We have previously acknowledged the importance of the work of Jim Loehr and Tony Schwartz, authors of The Power of Full Engagement (2003) to the way that we structure our transition coaching programs. One of the most impactful aspects of this work proposes a paradigm shift from the historical use of time management techniques to
the notion that the skillful management of energy is what results in optimal performance, personal well being, and an overall sense of satisfaction. Let’s look at the key differences in these two paradigms.
Under the old paradigm, self-discipline and time management are the keys to success. Life is understood as a sort of marathon that should be run with a steady intensity, and hard work is what results in rewards—economic and otherwise. There is an underlying assumption that steady struggle is just part of the success equation, and all downtime is wasted time. Performance is fueled by the promise of achievement, and stress is to be avoided to whatever extent possible through the power of positive thinking and sheer determination. Under this approach, there is a linear expenditure of energy and little or no time set aside for intentional recharging (and maybe more than a touch of pride associated with superhuman endurance).
Under the new paradigm, structured habits of stress and recovery and skillful energy management are the keys to success. Life is understood as a series of productive sprints, offset by intentional periods of downtime and recovery. Performance is fueled by a clear purpose and an understanding that stress is a necessary part of the success equation, as long as there is adequate space for recovery. Strength training is an easily understood example of this model in action. One uses weights to place a specific muscle group under intense stress, literally pushing it past its current capabilities to failure. The muscle is then allowed to rest so that it can recover fully—to a point beyond its previous capacity. This cycle of stress and recovery is the key to expanded capacity in all areas and can be seen everywhere in nature.
How Does Energy Management Work in Practice?
Creating structured habits and rituals that support this oscillation between stress and recovery is crucial to effective energy management. First, it is critical to spend as much time as possible working on something that you enjoy and at which you excel. Second, it is important to create a space for intense focus and engagement (whether physical, emotional, mental, or spiritual) so that the desired level of energy can be expended in an effective way and with minimal interruption. Throughout these focused “sprints” of effort, frequent and restorative breaks are necessary to allow for an energy recharge. These breaks should be enjoyable and pleasurable—not a different form of stress. Finally, it is important to become aware of and break negative habits such as working for long periods without a break, responding to exhaustion with the destructive use of food or other substances, and adopting a critical (rather than appreciative) attitude.

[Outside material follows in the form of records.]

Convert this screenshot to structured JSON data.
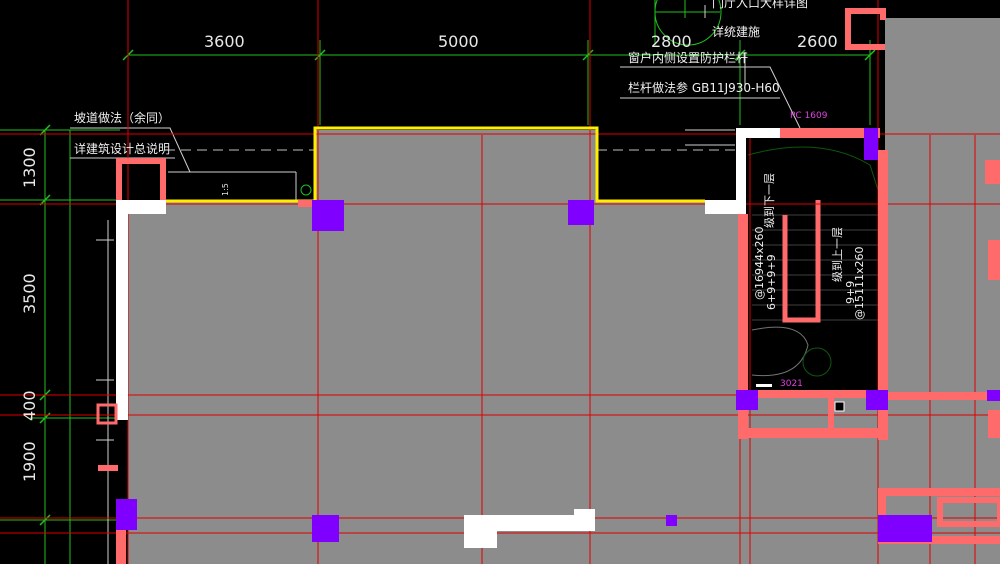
{
  "dimensions": {
    "top": [
      "3600",
      "5000",
      "2800",
      "2600"
    ],
    "left": [
      "1300",
      "3500",
      "400",
      "1900"
    ]
  },
  "notes": {
    "ramp": "坡道做法（余同）",
    "general": "详建筑设计总说明",
    "entrance_detail": "门厅入口大样详图",
    "detail_ref": "详统建施",
    "window_rail": "窗户内侧设置防护栏杆",
    "rail_spec": "栏杆做法参 GB11J930-H60",
    "slope": "1:5"
  },
  "tags": {
    "pc": "PC 1609",
    "door": "3021"
  },
  "stair": {
    "left_down": "级到下一层",
    "left_spec": "@16944x260",
    "left_runs": "6+9+9+9",
    "right_up": "级到上一层",
    "right_spec": "@15111x260",
    "right_runs": "9+9"
  },
  "colors": {
    "background": "#000000",
    "floor": "#8c8c8c",
    "grid": "#e00000",
    "wall": "#ff6b6b",
    "column": "#8000ff",
    "highlight": "#ffee00",
    "dimension": "#20c020"
  }
}
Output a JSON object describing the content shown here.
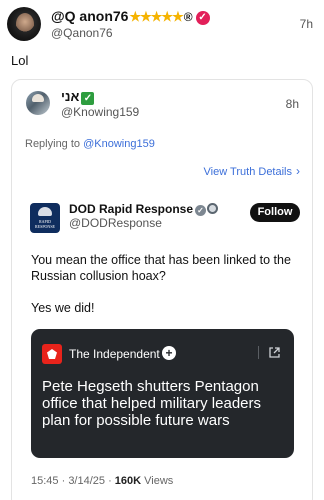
{
  "post": {
    "display_name": "@Q anon76",
    "stars": "★★★★★",
    "registered_mark": "®",
    "handle": "@Qanon76",
    "time": "7h",
    "text": "Lol"
  },
  "quoted": {
    "display_name": "אני",
    "handle": "@Knowing159",
    "time": "8h",
    "replying_prefix": "Replying to",
    "replying_mention": "@Knowing159",
    "view_details": "View Truth Details",
    "embed": {
      "account_name": "DOD Rapid Response",
      "handle": "@DODResponse",
      "follow_label": "Follow",
      "logo_text_line1": "RAPID",
      "logo_text_line2": "RESPONSE",
      "text_1": "You mean the office that has been linked to the Russian collusion hoax?",
      "text_2": "Yes we did!",
      "link_card": {
        "source": "The Independent",
        "headline": "Pete Hegseth shutters Pentagon office that helped military leaders plan for possible future wars"
      },
      "meta_time": "15:45",
      "meta_date": "3/14/25",
      "meta_views_count": "160K",
      "meta_views_label": "Views"
    }
  },
  "colors": {
    "link": "#3c6fd9",
    "card_bg": "#24272b",
    "verified_pink": "#e21f59",
    "star": "#f5b301"
  }
}
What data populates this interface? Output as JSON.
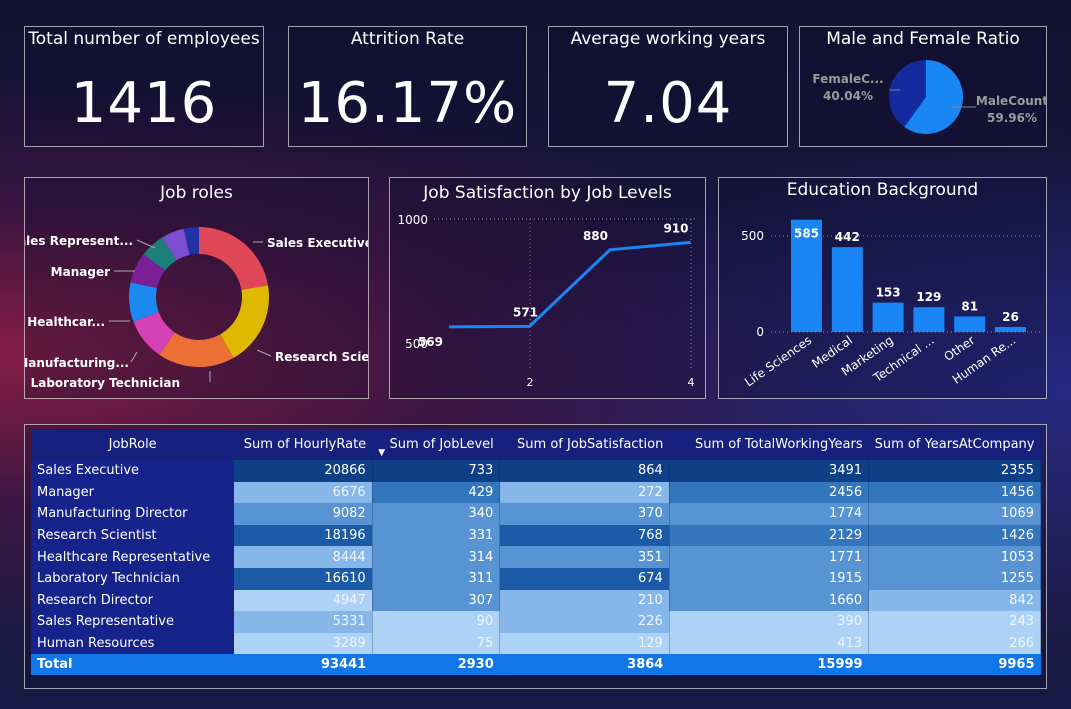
{
  "kpis": [
    {
      "title": "Total number of employees",
      "value": "1416"
    },
    {
      "title": "Attrition Rate",
      "value": "16.17%"
    },
    {
      "title": "Average working years",
      "value": "7.04"
    }
  ],
  "gender": {
    "title": "Male and Female Ratio",
    "female_label": "FemaleC...",
    "female_pct": "40.04%",
    "female_value": 40.04,
    "male_label": "MaleCount",
    "male_pct": "59.96%",
    "male_value": 59.96,
    "female_color": "#142a9e",
    "male_color": "#1a86f5"
  },
  "job_roles": {
    "title": "Job roles",
    "slices": [
      {
        "label": "Sales Executive",
        "value": 20866,
        "color": "#e04858"
      },
      {
        "label": "Research Scie...",
        "value": 18196,
        "color": "#dfb800"
      },
      {
        "label": "Laboratory Technician",
        "value": 16610,
        "color": "#ec6f36"
      },
      {
        "label": "Manufacturing...",
        "value": 9082,
        "color": "#d542b5"
      },
      {
        "label": "Healthcar...",
        "value": 8444,
        "color": "#1a8af0"
      },
      {
        "label": "Manager",
        "value": 6676,
        "color": "#7b1f96"
      },
      {
        "label": "Sales Represent...",
        "value": 5331,
        "color": "#1e7f7a"
      },
      {
        "label": "",
        "value": 4947,
        "color": "#7d4fd0"
      },
      {
        "label": "",
        "value": 3289,
        "color": "#2231a6"
      }
    ]
  },
  "satisfaction": {
    "title": "Job Satisfaction by Job Levels",
    "x": [
      1,
      2,
      3,
      4
    ],
    "y": [
      569,
      571,
      880,
      910
    ],
    "y_ticks": [
      "1000",
      "500"
    ],
    "x_ticks": [
      "2",
      "4"
    ],
    "color": "#1a86f5"
  },
  "education": {
    "title": "Education Background",
    "categories": [
      "Life Sciences",
      "Medical",
      "Marketing",
      "Technical ...",
      "Other",
      "Human Re..."
    ],
    "values": [
      585,
      442,
      153,
      129,
      81,
      26
    ],
    "y_ticks": [
      "500",
      "0"
    ],
    "color": "#1a86f5"
  },
  "table": {
    "headers": [
      "JobRole",
      "Sum of HourlyRate",
      "Sum of JobLevel",
      "Sum of JobSatisfaction",
      "Sum of TotalWorkingYears",
      "Sum of YearsAtCompany"
    ],
    "sort_indicator": "▼",
    "rows": [
      [
        "Sales Executive",
        "20866",
        "733",
        "864",
        "3491",
        "2355"
      ],
      [
        "Manager",
        "6676",
        "429",
        "272",
        "2456",
        "1456"
      ],
      [
        "Manufacturing Director",
        "9082",
        "340",
        "370",
        "1774",
        "1069"
      ],
      [
        "Research Scientist",
        "18196",
        "331",
        "768",
        "2129",
        "1426"
      ],
      [
        "Healthcare Representative",
        "8444",
        "314",
        "351",
        "1771",
        "1053"
      ],
      [
        "Laboratory Technician",
        "16610",
        "311",
        "674",
        "1915",
        "1255"
      ],
      [
        "Research Director",
        "4947",
        "307",
        "210",
        "1660",
        "842"
      ],
      [
        "Sales Representative",
        "5331",
        "90",
        "226",
        "390",
        "243"
      ],
      [
        "Human Resources",
        "3289",
        "75",
        "129",
        "413",
        "266"
      ]
    ],
    "total": [
      "Total",
      "93441",
      "2930",
      "3864",
      "15999",
      "9965"
    ]
  }
}
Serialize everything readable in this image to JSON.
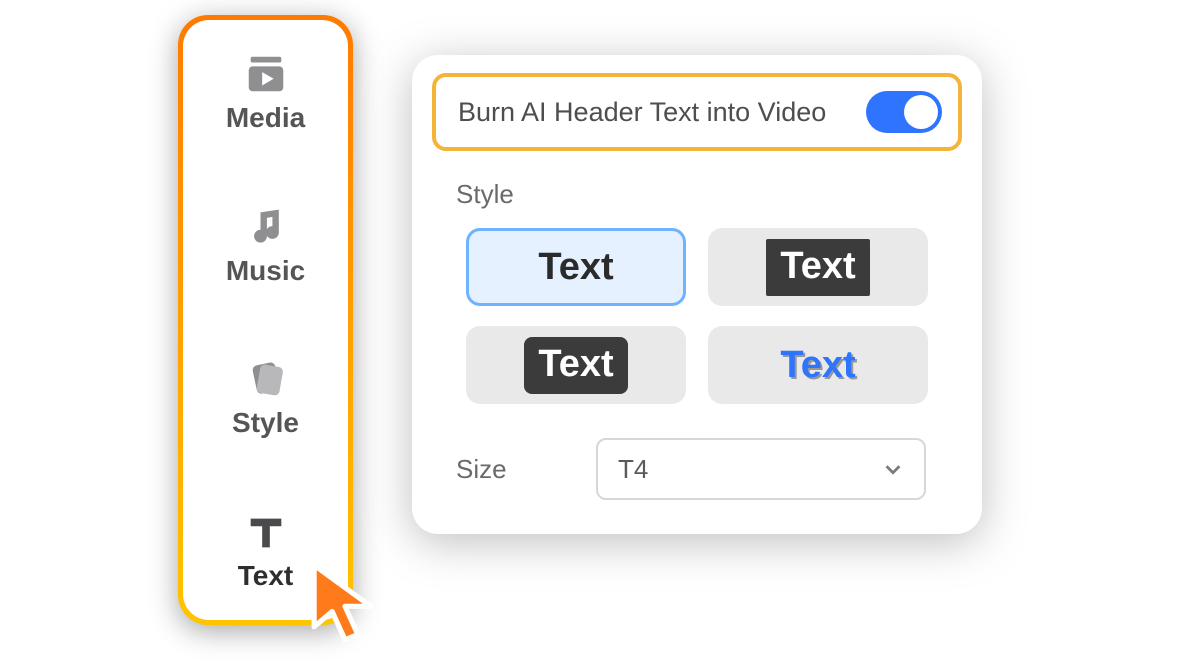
{
  "sidebar": {
    "items": [
      {
        "label": "Media",
        "icon": "media-icon"
      },
      {
        "label": "Music",
        "icon": "music-icon"
      },
      {
        "label": "Style",
        "icon": "style-icon"
      },
      {
        "label": "Text",
        "icon": "text-icon"
      }
    ],
    "active_index": 3
  },
  "panel": {
    "toggle": {
      "label": "Burn AI Header Text into Video",
      "on": true
    },
    "style": {
      "label": "Style",
      "options": [
        {
          "label": "Text",
          "variant": "plain",
          "selected": true
        },
        {
          "label": "Text",
          "variant": "dark",
          "selected": false
        },
        {
          "label": "Text",
          "variant": "darkWhite",
          "selected": false
        },
        {
          "label": "Text",
          "variant": "blue",
          "selected": false
        }
      ]
    },
    "size": {
      "label": "Size",
      "value": "T4"
    }
  },
  "colors": {
    "accent_orange": "#ff7a00",
    "accent_yellow": "#ffc400",
    "accent_blue": "#2f74ff"
  }
}
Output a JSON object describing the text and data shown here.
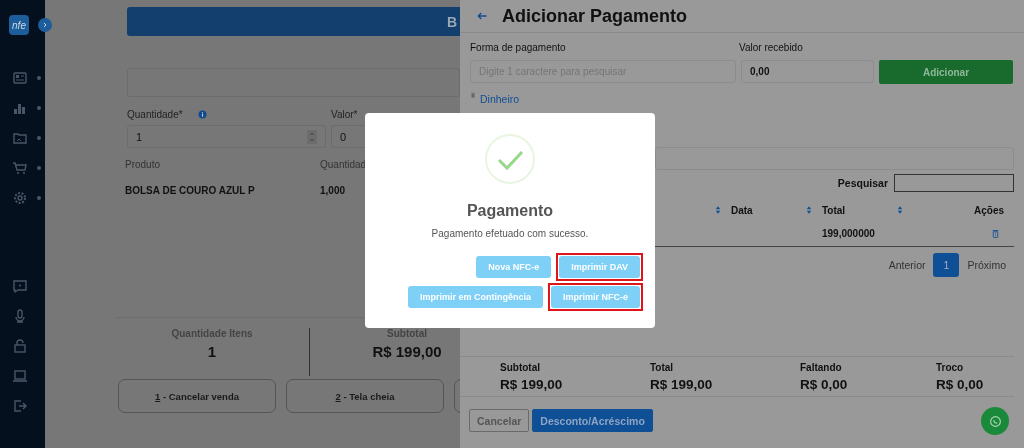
{
  "sidebar": {
    "logo": "nfe"
  },
  "sale": {
    "top_button": "B",
    "quantity_label": "Quantidade*",
    "quantity_value": "1",
    "value_label": "Valor*",
    "value_value": "0",
    "table": {
      "columns": [
        "Produto",
        "Quantidad"
      ],
      "rows": [
        [
          "BOLSA DE COURO AZUL P",
          "1,000"
        ]
      ]
    },
    "summary": [
      {
        "label": "Quantidade Itens",
        "value": "1"
      },
      {
        "label": "Subtotal",
        "value": "R$ 199,00"
      }
    ],
    "actions": [
      {
        "hotkey": "1",
        "label": " - Cancelar venda"
      },
      {
        "hotkey": "2",
        "label": " - Tela cheia"
      }
    ]
  },
  "payment_panel": {
    "title": "Adicionar Pagamento",
    "method_label": "Forma de pagamento",
    "method_placeholder": "Digite 1 caractere para pesquisar",
    "received_label": "Valor recebido",
    "received_value": "0,00",
    "add_button": "Adicionar",
    "selected_method": "Dinheiro",
    "search_label": "Pesquisar",
    "table": {
      "columns": [
        "Data",
        "Total",
        "Ações"
      ],
      "rows": [
        {
          "total": "199,000000"
        }
      ]
    },
    "pagination": {
      "previous": "Anterior",
      "pages": [
        {
          "label": "1",
          "selected": true
        }
      ],
      "next": "Próximo"
    },
    "totals": [
      {
        "label": "Subtotal",
        "value": "R$ 199,00"
      },
      {
        "label": "Total",
        "value": "R$ 199,00"
      },
      {
        "label": "Faltando",
        "value": "R$ 0,00"
      },
      {
        "label": "Troco",
        "value": "R$ 0,00"
      }
    ],
    "buttons": [
      {
        "label": "Cancelar",
        "kind": "outline"
      },
      {
        "label": "Desconto/Acréscimo",
        "kind": "primary"
      }
    ]
  },
  "modal": {
    "title": "Pagamento",
    "message": "Pagamento efetuado com sucesso.",
    "button_rows": [
      [
        {
          "label": "Nova NFC-e",
          "highlighted": false
        },
        {
          "label": "Imprimir DAV",
          "highlighted": true
        }
      ],
      [
        {
          "label": "Imprimir em Contingência",
          "highlighted": false
        },
        {
          "label": "Imprimir NFC-e",
          "highlighted": true
        }
      ]
    ]
  }
}
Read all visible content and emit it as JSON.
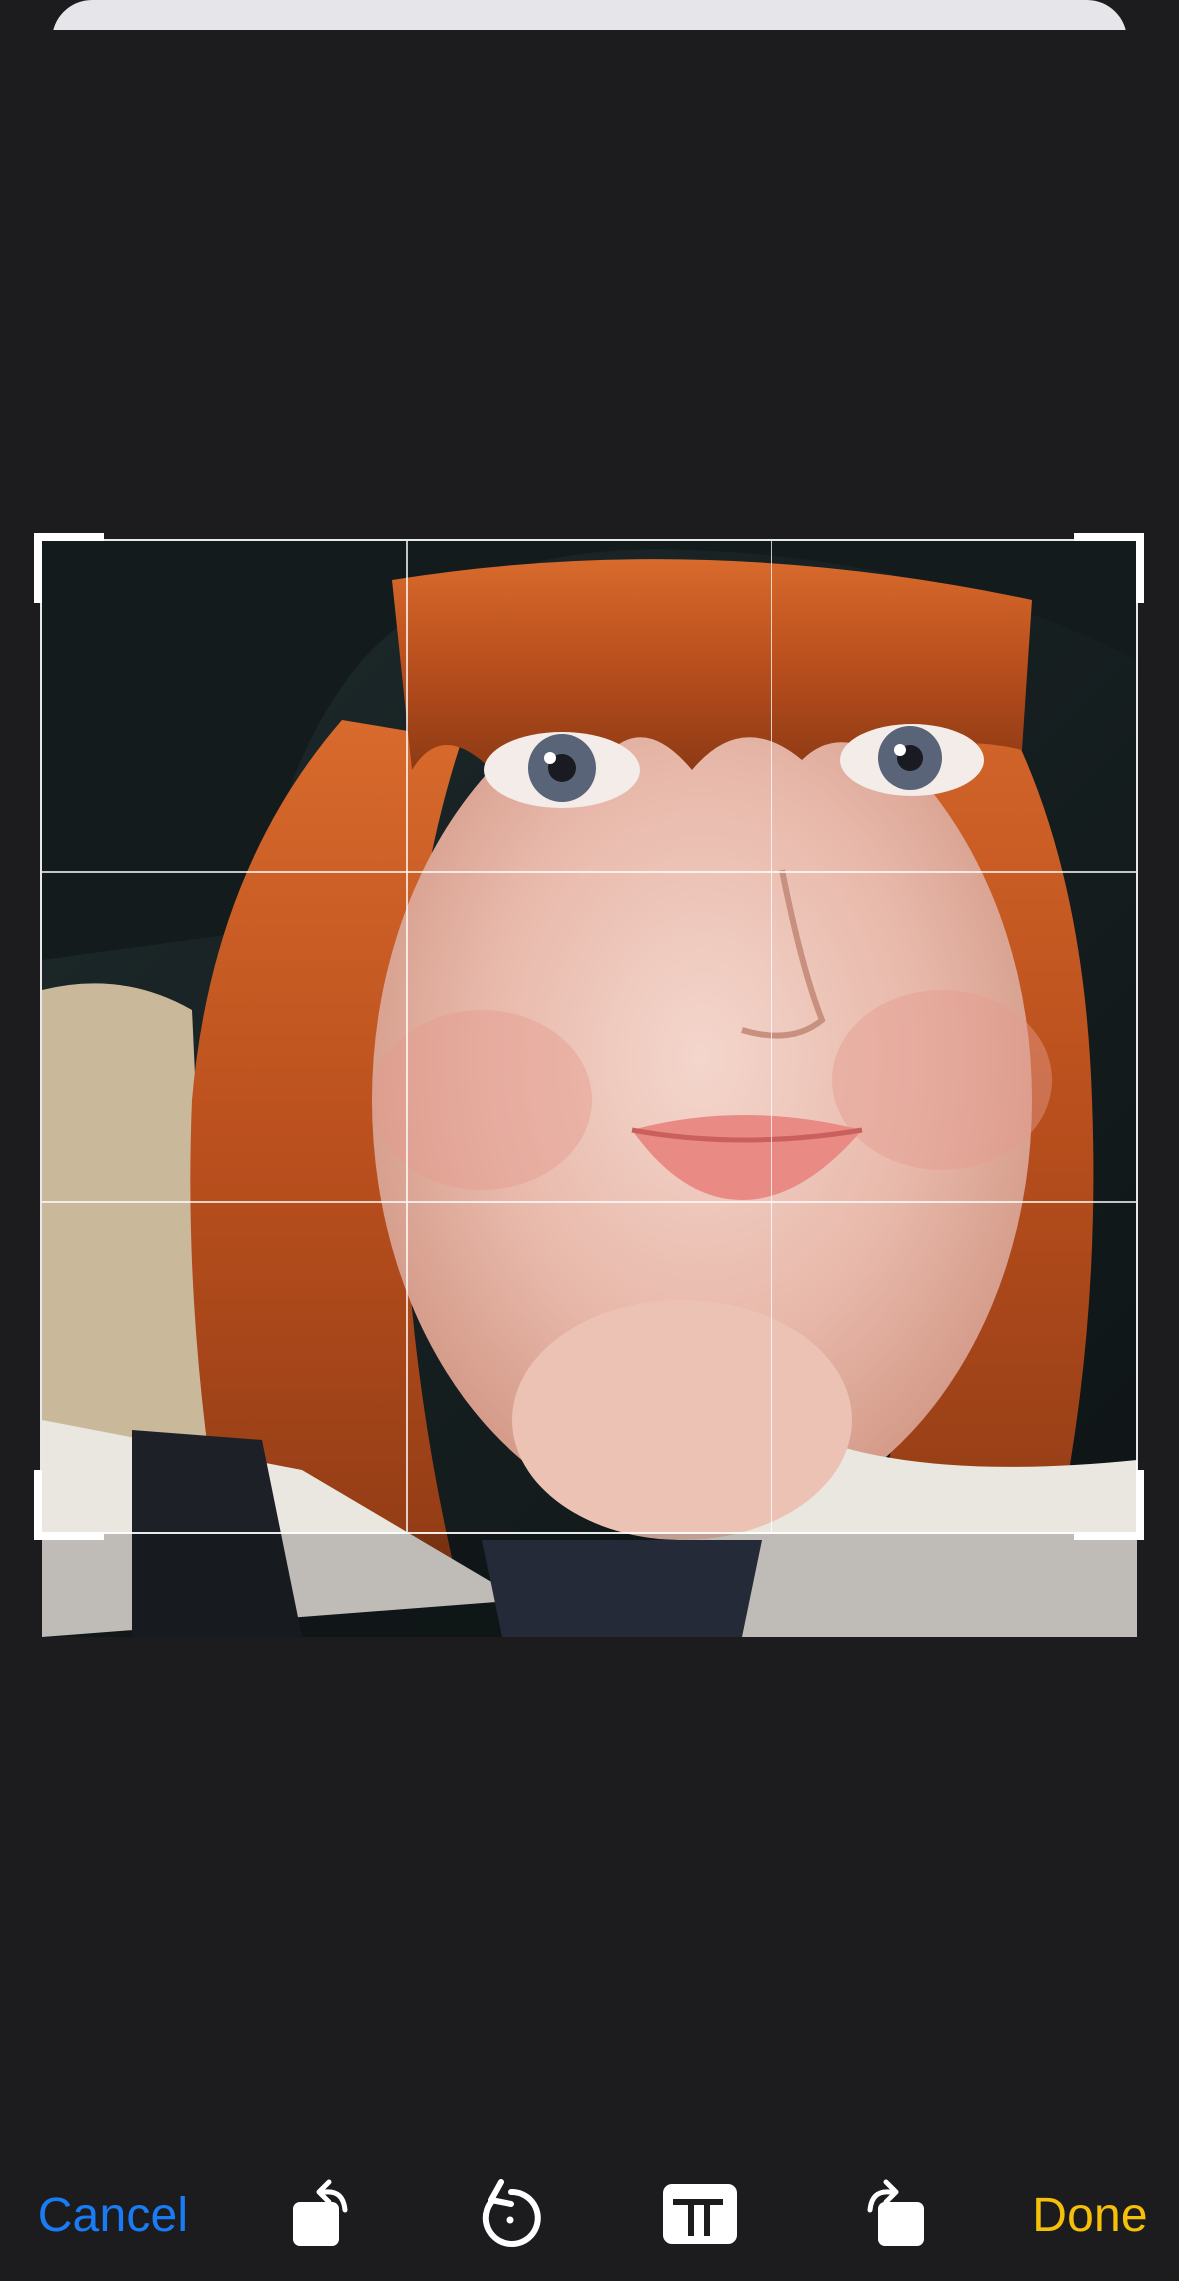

The net result of mastering the art of energy management is the ability to “perform in the storm” as Loehr and Schwartz describe it. Whether moving through transition or seeking greater levels of success, it is the ability to sustain high performance in the face of increasing demand that sets the high performer apart from the others.